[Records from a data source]
-----
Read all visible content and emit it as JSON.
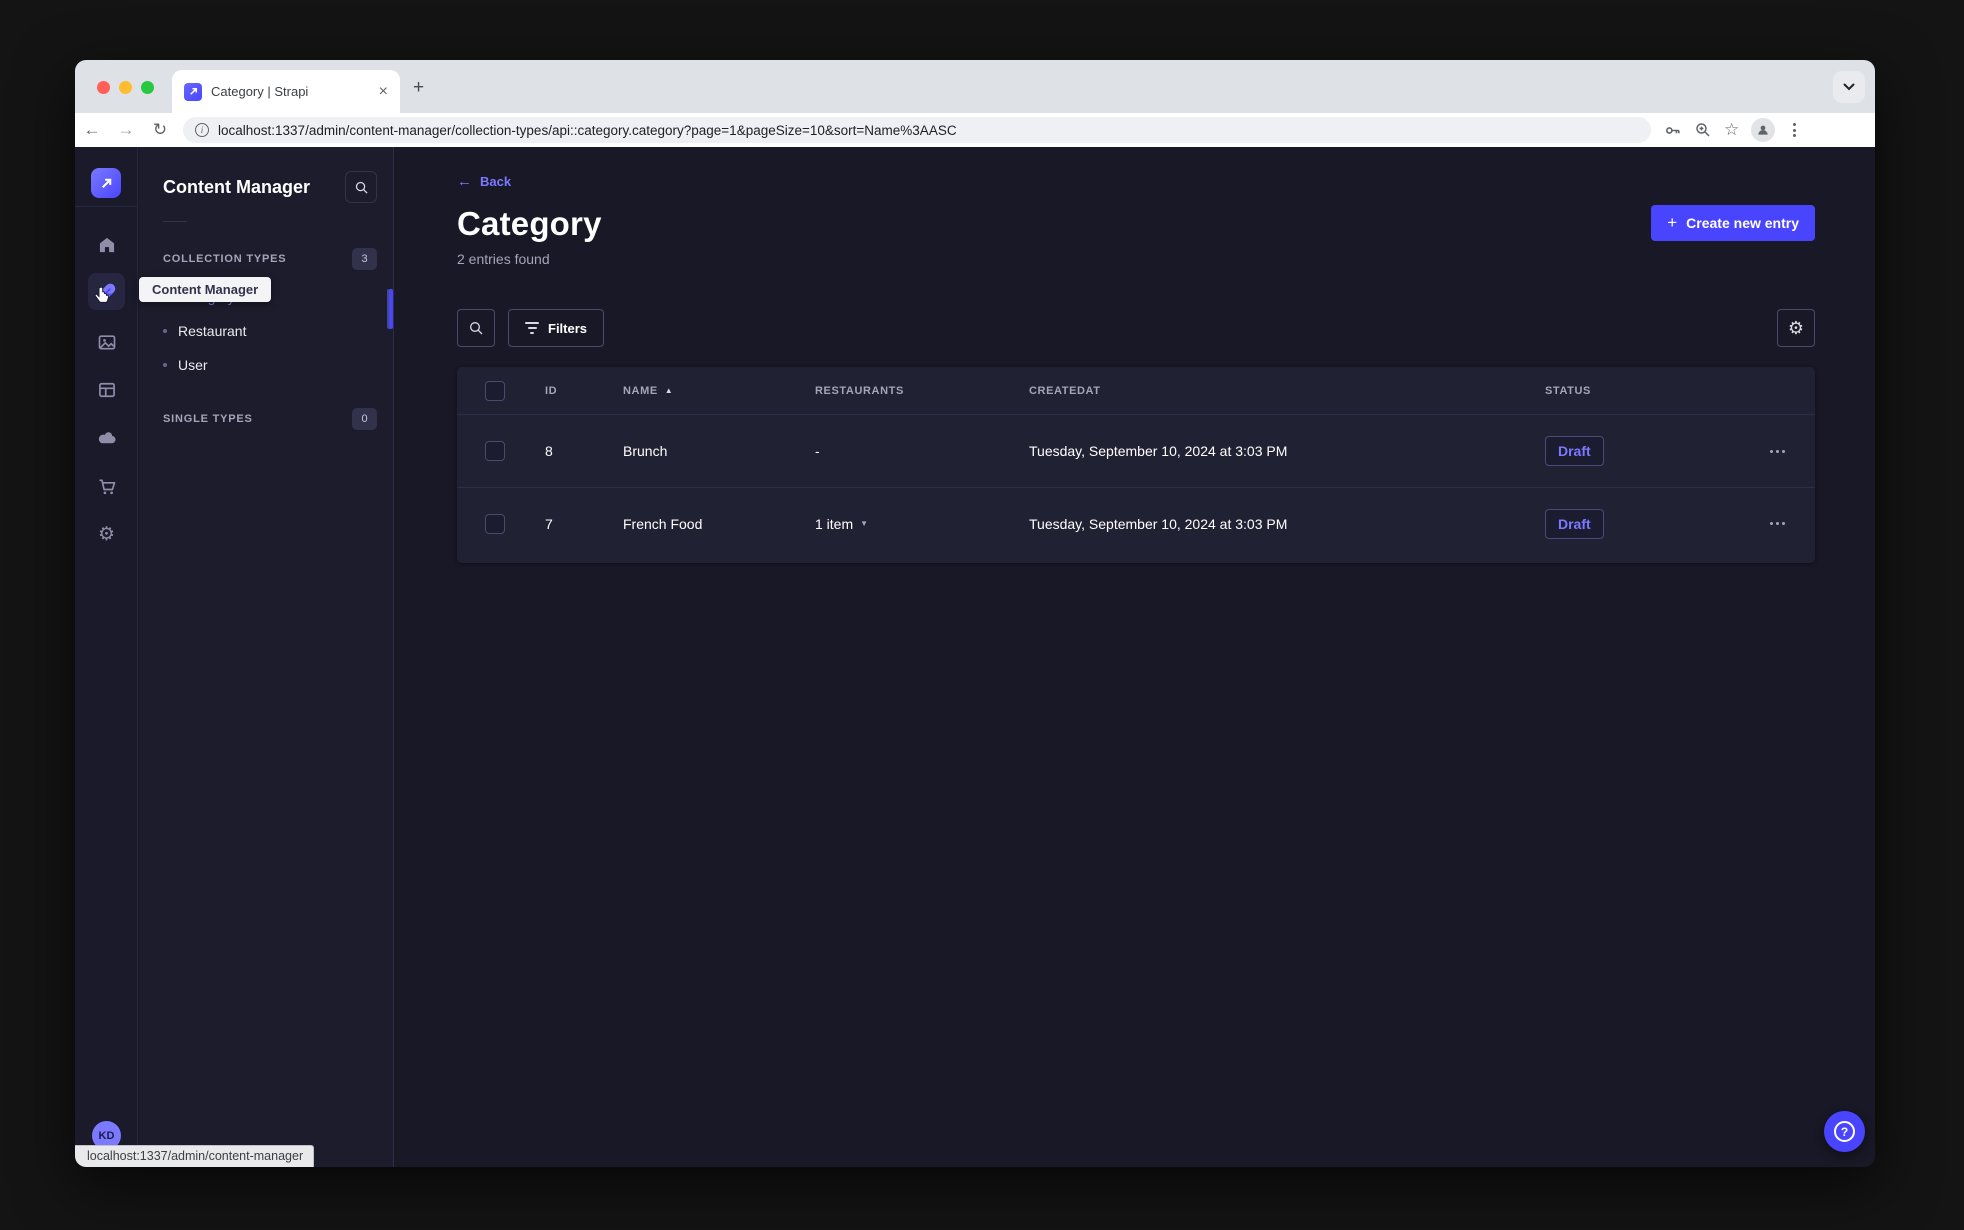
{
  "browser": {
    "tab_title": "Category | Strapi",
    "url": "localhost:1337/admin/content-manager/collection-types/api::category.category?page=1&pageSize=10&sort=Name%3AASC",
    "status_link": "localhost:1337/admin/content-manager"
  },
  "icons": {
    "back_arrow": "←",
    "forward_arrow": "→",
    "reload": "↻",
    "star": "☆",
    "close": "×",
    "plus": "+",
    "info": "i",
    "gear": "⚙",
    "sort_asc": "▲",
    "caret_down": "▼",
    "question": "?"
  },
  "rail": {
    "avatar_initials": "KD"
  },
  "subnav": {
    "title": "Content Manager",
    "tooltip": "Content Manager",
    "sections": [
      {
        "label": "COLLECTION TYPES",
        "count": "3"
      },
      {
        "label": "SINGLE TYPES",
        "count": "0"
      }
    ],
    "items": [
      {
        "label": "Category"
      },
      {
        "label": "Restaurant"
      },
      {
        "label": "User"
      }
    ]
  },
  "content": {
    "back_label": "Back",
    "title": "Category",
    "subtitle": "2 entries found",
    "create_button": "Create new entry",
    "filters_button": "Filters"
  },
  "table": {
    "columns": [
      "ID",
      "NAME",
      "RESTAURANTS",
      "CREATEDAT",
      "STATUS"
    ],
    "rows": [
      {
        "id": "8",
        "name": "Brunch",
        "restaurants": "-",
        "createdat": "Tuesday, September 10, 2024 at 3:03 PM",
        "status": "Draft"
      },
      {
        "id": "7",
        "name": "French Food",
        "restaurants": "1 item",
        "createdat": "Tuesday, September 10, 2024 at 3:03 PM",
        "status": "Draft"
      }
    ]
  },
  "colors": {
    "primary": "#4945ff",
    "primary_light": "#7b79ff",
    "app_bg": "#181826",
    "card_bg": "#212134",
    "border": "#2e2e48"
  }
}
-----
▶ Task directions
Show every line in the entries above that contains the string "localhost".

▶ Task solution
    "url": "localhost:1337/admin/content-manager/collection-types/api::category.category?page=1&pageSize=10&sort=Name%3AASC",
    "status_link": "localhost:1337/admin/content-manager"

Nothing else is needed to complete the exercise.